On longer journeys, the electric range can be extended by using the Eco or Eco+ settings to reduce the power output, to either 67bhp or 54bhp respectively.
Five regenerative braking modes for the transmission also help to recharge the battery when slowing down. Many will enjoy the default drive mode, when the e-Up coasts quite freely (like a standard combustion-engined car) if you’re not on the throttle, rather than defaulting to heavy regenerative braking force as most electric cars do.
What's the 2013 VW e-Up like inside?
The VW e-Up is only available as a five-door, and the cabin is the same size as that in the well-packaged standard car. The electric motor sits under the bonnet and the battery pack fits under the floor and rear seats.
This means the e-Up has the same 250-litre boot as the petrol car, and enough room in the back to seat two average-sized adults.
The e-Up doesn't shout about its zero-emission credentials inside. You can set the touch-screen display to show an electric mode readout, and there's some unique blue stitching around the cabin – but that's about it.

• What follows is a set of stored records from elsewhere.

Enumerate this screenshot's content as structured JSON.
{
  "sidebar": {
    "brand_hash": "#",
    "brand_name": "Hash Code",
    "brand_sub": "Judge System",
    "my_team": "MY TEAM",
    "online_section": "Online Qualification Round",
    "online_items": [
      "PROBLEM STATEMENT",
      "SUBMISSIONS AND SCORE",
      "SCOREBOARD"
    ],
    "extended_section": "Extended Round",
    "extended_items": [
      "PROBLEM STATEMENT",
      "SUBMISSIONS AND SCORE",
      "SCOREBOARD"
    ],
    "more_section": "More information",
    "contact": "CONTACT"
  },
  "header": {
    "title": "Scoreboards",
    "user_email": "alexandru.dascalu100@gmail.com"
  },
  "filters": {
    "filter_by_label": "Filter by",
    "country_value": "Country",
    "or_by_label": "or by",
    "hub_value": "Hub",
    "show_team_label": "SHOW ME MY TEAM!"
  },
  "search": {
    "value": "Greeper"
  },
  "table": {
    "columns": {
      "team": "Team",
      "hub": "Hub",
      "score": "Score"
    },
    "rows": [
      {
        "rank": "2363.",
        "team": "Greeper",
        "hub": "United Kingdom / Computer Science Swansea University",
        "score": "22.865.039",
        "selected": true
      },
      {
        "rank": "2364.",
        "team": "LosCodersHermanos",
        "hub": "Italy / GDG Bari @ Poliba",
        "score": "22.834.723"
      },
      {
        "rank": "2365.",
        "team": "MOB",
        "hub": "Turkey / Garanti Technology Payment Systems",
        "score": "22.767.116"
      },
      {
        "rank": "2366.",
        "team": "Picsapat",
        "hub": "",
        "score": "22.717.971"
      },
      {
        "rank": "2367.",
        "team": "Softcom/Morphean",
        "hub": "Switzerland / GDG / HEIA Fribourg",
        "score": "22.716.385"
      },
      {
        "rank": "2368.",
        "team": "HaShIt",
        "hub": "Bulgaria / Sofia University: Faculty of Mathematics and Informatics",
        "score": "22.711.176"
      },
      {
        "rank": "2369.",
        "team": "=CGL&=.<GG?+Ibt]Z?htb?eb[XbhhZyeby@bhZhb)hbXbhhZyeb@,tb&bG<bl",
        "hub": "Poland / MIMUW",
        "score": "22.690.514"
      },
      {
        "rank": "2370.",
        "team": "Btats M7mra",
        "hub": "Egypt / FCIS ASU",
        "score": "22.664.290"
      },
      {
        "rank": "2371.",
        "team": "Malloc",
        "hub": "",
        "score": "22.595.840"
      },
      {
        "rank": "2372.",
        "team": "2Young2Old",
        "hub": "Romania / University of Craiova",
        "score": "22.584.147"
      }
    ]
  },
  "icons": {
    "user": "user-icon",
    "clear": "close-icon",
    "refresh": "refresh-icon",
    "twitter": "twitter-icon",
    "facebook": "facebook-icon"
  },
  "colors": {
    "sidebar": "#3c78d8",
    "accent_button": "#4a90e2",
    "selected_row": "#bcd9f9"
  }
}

Based on the range-topping High Up, but with even more standard kit thrown in, the electric Up comes with big-car equipment. The only available options are the exterior and interior colours. Otherwise, the e-Up gets heated seats, climate control, removable touch-screen sat-nav system, Bluetooth, digital radio, alloy wheels, cruise control, rear parking sensors and City Emergency Brake system, which stops the car automatically at low speeds if it senses an imminent collision.
Should I buy one?
It’s a tricky one. The VW e-Up is one of the best small electric cars out there to drive; it feels almost entirely uncompromised by its electric motor, while still benefiting from the outstanding refinement and punchy, linear acceleration of all electric cars. However, Volkswagen wants £19,250 after the £5000 Government grant has been applied. That’s £7875 over a 74bhp, 1.0-litre petrol High Up. Even considering the extra kit that the e-Up gets over the High Up – including digital radio and emergency stop – it would take many thousands more miles of driving than any electric car owner is likely to do, to get that premium back in fuel savings.
For this reason, those who are taken with the Up are better off in the petrol model, or if you really want electric power, look to the Renault Zoe, which is bigger, very nearly as nice to drive and costs from £13,995 with a £70 monthly payment.
What Car? says…
Price £19,250 (after £5000 government grant)
Engine size n/a (electric motor)
Torque 155lb ft
0-62mph 12.4 seconds
Top speed 81mph
Maximum range 93 miles
CO2 emissions 0g/km
Ed Callow/Vicky Parrott